5 Slang Words That Will Make You Sound Like An Argentine

So you’re ready to teach abroad in Argentina? If you’ve been studying a proper form of Spanish, you might be in for a surprise when you touch down in the land of vinotango, and dulce de leche. Argentine Spanish has a unique accent that you will not find anywhere else in South America. And as with any Spanish-speaking country, if you want to make friends in Argentina you will have to learn a little slang.

To help you prepare for the “Argentinization” of your Spanish skills, here are five fun slang words you will frequently hear as a teacher in Argentina. (I’m going to skip cheboludo, and the obvious ones, but if you don’t know those here is a fun video that will get you caught up to speed.)

1. grosso/a

pronounced: like it’s written

adjective: Used to describe someone who is really, really awesome.

Example:

Hiciste el maratón? Sos una grossa! (You did the marathon? You’re the bomb.)

2. re-

pronounced: ray

adverb/modifier: Functions like very, really, or super.

Example:

Viniste a vivir en Argentina? Sos re-loca!! (You came to live in Argentina? You’re really crazy!)

3. tranqui

pronounced: tran-key

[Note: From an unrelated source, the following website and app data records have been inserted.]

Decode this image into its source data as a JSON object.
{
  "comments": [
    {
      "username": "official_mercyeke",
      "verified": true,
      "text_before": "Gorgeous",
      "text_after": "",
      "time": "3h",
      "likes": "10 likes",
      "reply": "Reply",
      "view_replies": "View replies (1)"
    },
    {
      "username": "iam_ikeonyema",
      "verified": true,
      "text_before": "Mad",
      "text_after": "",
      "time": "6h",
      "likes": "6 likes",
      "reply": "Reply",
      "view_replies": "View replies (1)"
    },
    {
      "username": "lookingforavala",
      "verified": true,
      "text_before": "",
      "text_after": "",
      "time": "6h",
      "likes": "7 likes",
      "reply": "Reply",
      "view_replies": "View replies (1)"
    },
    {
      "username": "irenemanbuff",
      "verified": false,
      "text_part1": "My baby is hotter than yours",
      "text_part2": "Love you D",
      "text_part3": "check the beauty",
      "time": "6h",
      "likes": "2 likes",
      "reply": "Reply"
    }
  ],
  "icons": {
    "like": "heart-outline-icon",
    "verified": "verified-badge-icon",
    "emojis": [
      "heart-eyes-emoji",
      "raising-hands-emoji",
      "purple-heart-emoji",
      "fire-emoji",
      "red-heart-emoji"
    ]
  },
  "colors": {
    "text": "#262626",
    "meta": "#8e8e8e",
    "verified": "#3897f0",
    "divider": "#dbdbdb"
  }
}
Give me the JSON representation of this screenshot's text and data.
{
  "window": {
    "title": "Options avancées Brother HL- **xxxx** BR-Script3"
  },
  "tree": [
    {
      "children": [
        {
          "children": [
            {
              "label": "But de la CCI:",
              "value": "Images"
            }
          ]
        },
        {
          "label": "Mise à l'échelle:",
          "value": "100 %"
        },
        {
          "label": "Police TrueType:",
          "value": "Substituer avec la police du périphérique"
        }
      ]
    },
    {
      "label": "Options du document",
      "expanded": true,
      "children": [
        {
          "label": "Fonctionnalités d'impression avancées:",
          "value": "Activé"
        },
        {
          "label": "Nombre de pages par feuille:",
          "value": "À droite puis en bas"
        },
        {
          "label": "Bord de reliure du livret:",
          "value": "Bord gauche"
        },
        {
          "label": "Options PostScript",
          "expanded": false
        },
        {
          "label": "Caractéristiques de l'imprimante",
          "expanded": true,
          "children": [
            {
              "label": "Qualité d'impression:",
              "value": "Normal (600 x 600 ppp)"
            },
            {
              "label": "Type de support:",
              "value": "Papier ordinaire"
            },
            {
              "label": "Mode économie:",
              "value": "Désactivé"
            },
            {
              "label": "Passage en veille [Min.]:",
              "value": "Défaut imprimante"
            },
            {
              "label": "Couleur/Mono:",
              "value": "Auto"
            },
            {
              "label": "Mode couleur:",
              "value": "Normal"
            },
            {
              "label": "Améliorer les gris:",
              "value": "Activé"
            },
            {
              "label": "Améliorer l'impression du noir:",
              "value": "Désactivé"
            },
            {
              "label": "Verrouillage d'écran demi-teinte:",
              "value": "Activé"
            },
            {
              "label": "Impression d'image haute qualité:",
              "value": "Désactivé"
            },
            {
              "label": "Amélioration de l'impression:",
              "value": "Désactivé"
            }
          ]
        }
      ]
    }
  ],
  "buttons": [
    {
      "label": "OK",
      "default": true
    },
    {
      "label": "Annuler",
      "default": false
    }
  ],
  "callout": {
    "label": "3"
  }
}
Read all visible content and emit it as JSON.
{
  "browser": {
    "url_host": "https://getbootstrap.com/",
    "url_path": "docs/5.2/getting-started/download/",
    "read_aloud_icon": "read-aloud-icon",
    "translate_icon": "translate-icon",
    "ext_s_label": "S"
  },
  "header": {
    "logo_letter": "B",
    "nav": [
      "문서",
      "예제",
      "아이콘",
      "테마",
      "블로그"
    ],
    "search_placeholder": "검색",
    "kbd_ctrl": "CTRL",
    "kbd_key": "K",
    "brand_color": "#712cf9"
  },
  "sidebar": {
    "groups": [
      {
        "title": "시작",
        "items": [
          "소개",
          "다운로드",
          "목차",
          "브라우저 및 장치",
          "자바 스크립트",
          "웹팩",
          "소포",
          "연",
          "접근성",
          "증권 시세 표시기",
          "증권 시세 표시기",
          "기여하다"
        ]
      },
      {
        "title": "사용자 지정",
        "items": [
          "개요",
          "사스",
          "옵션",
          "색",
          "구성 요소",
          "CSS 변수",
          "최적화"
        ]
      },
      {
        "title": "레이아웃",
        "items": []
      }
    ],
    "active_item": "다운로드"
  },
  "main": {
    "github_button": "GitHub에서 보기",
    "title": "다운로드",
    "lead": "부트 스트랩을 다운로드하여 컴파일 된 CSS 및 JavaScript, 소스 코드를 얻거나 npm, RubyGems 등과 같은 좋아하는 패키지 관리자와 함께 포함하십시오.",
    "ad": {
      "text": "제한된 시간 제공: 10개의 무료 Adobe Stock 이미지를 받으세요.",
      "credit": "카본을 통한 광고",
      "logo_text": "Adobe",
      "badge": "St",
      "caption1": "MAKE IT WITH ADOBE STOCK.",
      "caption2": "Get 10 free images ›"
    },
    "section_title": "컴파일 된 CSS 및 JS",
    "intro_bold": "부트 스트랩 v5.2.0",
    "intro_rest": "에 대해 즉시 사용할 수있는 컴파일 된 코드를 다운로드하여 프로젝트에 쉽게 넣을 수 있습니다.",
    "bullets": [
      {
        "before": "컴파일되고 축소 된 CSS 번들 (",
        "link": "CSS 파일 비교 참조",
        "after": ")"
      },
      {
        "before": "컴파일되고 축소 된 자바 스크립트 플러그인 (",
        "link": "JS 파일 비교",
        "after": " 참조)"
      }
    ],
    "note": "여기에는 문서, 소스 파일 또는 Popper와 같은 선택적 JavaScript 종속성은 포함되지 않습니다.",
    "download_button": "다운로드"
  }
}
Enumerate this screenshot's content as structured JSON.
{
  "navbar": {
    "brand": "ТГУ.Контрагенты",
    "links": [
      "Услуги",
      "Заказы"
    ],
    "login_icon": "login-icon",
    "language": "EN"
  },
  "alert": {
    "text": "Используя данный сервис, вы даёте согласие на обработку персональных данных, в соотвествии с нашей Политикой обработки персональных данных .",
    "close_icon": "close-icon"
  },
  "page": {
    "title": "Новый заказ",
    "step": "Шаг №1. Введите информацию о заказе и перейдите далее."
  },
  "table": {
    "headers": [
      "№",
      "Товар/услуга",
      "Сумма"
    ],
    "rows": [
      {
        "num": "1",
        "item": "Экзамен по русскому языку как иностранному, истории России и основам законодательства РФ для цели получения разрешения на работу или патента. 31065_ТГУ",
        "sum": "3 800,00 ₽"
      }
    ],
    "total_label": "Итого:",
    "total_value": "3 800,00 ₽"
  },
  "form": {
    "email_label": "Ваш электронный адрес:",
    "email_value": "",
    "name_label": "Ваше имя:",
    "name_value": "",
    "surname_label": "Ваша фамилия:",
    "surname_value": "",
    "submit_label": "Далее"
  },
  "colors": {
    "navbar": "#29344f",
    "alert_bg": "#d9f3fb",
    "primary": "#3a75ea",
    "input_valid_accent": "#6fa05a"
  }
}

Adjective: Used to describe when things are calm, all good… no problems. This is an abbreviation of tranquilo.

Example:

Como va el trabajo? Todo tranqui. (How’s work? It’s all good.)

4. besote/besito

pronounced: bay-so-tay / bay-see-to

noun: Means kiss or kisses. These are variations of beso. Commonly used to say goodbye in phone calls, emails, and text messages.

Example:

Bueno, nos vemos mañana entonces? Dale. Besito. Ciao! (See you tomorrow then? Okay. Kisses. Bye!)

 5. joya

pronounced: hoi-sha

noun: Literally it means “jewel,” but it is used in slang to mean awesome, great, right on.

Example:

Terminaste el trabajo? Joya! (You finished the job? Awesome!)

These are just a few to get you started. Don’t worry, with a little practice you’ll be a grossa in no time.
Ready to use your new slang? Get your IDELT Certification in Buenos Aires!